■ Page and application data records
- Opening Delimiter -

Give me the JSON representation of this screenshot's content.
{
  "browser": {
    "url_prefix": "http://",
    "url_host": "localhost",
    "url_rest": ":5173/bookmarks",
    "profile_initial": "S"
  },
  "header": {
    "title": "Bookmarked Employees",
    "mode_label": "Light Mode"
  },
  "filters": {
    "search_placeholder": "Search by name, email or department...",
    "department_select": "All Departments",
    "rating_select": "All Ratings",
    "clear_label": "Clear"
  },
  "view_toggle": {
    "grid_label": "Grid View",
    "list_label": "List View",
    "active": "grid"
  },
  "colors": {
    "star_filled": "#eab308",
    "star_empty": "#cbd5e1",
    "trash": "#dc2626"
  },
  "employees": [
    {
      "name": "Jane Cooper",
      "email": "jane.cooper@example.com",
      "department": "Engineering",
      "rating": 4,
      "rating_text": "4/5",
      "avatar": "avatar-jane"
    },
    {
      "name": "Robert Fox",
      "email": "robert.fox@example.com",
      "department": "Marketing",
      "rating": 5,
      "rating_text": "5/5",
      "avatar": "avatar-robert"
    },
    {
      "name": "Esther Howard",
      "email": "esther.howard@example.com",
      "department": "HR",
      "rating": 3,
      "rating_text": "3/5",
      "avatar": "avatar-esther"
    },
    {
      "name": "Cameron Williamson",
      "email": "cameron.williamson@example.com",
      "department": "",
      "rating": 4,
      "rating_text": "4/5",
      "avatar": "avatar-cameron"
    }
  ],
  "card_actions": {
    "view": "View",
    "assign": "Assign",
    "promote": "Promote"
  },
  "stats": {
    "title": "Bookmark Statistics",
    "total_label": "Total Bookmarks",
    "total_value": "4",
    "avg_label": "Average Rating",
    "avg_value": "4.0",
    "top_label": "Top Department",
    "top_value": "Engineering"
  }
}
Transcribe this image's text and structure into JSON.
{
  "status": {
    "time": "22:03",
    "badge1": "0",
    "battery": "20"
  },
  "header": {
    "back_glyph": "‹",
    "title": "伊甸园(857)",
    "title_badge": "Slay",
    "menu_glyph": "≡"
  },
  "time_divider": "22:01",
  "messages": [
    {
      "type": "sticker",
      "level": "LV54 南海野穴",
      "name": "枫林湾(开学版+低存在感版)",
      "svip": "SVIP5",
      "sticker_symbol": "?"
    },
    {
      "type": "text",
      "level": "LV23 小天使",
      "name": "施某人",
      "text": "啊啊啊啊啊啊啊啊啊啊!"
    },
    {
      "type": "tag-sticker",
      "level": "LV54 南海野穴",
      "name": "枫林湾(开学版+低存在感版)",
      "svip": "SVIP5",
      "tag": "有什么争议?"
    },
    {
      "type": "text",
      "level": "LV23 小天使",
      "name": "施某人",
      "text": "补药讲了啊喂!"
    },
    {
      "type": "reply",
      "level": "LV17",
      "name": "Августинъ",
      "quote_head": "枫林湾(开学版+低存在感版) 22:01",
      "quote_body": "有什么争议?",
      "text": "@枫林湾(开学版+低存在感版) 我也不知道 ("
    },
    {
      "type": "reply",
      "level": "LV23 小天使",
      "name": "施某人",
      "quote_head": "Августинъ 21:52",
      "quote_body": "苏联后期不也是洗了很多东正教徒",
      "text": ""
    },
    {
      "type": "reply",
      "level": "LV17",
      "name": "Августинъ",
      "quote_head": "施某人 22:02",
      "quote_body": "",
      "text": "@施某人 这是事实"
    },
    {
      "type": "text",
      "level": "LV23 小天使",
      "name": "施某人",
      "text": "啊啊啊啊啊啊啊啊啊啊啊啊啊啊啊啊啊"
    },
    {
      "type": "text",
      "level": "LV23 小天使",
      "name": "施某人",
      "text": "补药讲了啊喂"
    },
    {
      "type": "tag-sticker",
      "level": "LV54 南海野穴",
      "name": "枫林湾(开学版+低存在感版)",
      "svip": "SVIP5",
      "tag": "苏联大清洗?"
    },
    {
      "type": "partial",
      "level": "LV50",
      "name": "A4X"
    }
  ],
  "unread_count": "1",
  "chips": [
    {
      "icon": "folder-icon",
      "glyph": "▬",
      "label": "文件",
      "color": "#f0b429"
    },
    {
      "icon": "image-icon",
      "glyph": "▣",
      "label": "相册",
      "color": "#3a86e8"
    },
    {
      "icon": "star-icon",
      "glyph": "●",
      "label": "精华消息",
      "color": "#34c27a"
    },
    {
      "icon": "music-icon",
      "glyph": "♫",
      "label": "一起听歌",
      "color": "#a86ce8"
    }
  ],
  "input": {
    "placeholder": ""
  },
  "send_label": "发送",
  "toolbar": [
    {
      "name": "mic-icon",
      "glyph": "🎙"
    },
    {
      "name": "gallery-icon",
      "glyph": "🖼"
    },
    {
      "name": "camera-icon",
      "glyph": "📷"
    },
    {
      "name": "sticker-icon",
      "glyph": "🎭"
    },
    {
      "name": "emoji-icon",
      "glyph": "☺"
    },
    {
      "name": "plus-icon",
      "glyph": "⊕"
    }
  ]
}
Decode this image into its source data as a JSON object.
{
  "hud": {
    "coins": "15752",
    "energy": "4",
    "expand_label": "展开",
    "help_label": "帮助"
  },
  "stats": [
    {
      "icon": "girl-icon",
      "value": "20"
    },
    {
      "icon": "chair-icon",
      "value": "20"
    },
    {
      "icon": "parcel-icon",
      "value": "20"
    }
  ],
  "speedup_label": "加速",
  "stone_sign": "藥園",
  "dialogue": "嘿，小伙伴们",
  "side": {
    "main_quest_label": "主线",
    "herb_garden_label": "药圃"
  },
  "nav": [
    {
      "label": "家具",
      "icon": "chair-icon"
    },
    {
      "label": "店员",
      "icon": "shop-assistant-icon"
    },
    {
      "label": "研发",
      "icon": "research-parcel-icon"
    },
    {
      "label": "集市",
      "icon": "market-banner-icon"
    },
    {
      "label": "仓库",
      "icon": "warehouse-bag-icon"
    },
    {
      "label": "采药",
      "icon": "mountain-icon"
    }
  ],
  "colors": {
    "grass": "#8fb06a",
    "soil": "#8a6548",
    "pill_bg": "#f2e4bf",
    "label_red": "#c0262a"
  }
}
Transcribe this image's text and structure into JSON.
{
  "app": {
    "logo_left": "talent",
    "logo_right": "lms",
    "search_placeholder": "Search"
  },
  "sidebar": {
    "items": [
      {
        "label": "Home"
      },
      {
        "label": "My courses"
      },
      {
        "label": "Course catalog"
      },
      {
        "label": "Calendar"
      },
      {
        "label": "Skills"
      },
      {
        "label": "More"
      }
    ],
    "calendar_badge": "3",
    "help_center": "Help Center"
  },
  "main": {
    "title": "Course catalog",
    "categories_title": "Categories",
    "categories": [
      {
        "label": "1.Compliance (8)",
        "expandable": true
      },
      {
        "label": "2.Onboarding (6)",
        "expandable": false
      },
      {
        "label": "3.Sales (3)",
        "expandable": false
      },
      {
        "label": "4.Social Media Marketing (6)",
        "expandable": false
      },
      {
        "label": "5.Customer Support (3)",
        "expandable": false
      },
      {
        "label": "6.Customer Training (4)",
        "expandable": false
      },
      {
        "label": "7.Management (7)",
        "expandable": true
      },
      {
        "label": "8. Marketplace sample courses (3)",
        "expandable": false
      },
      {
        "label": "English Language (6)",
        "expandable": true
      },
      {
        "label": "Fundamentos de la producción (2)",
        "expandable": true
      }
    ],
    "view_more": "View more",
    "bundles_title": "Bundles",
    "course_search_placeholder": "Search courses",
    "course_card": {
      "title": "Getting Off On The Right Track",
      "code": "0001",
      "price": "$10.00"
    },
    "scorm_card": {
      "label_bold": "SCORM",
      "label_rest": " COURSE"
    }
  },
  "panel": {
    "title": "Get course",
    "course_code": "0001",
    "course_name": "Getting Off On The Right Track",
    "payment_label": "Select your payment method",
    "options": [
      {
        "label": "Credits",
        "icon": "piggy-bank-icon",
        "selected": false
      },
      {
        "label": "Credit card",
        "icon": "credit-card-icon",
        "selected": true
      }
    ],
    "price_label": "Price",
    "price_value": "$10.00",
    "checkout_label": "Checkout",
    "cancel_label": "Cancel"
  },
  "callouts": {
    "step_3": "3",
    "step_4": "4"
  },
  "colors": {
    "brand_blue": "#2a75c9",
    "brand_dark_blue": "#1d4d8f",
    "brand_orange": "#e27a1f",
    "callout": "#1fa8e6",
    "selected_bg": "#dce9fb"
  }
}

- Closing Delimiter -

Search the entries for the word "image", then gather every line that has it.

Transcribe this image's text and structure into JSON.
      "icon": "image-icon",
Decode this image into its source data as a JSON object.
Transcribe this image's text and structure into JSON.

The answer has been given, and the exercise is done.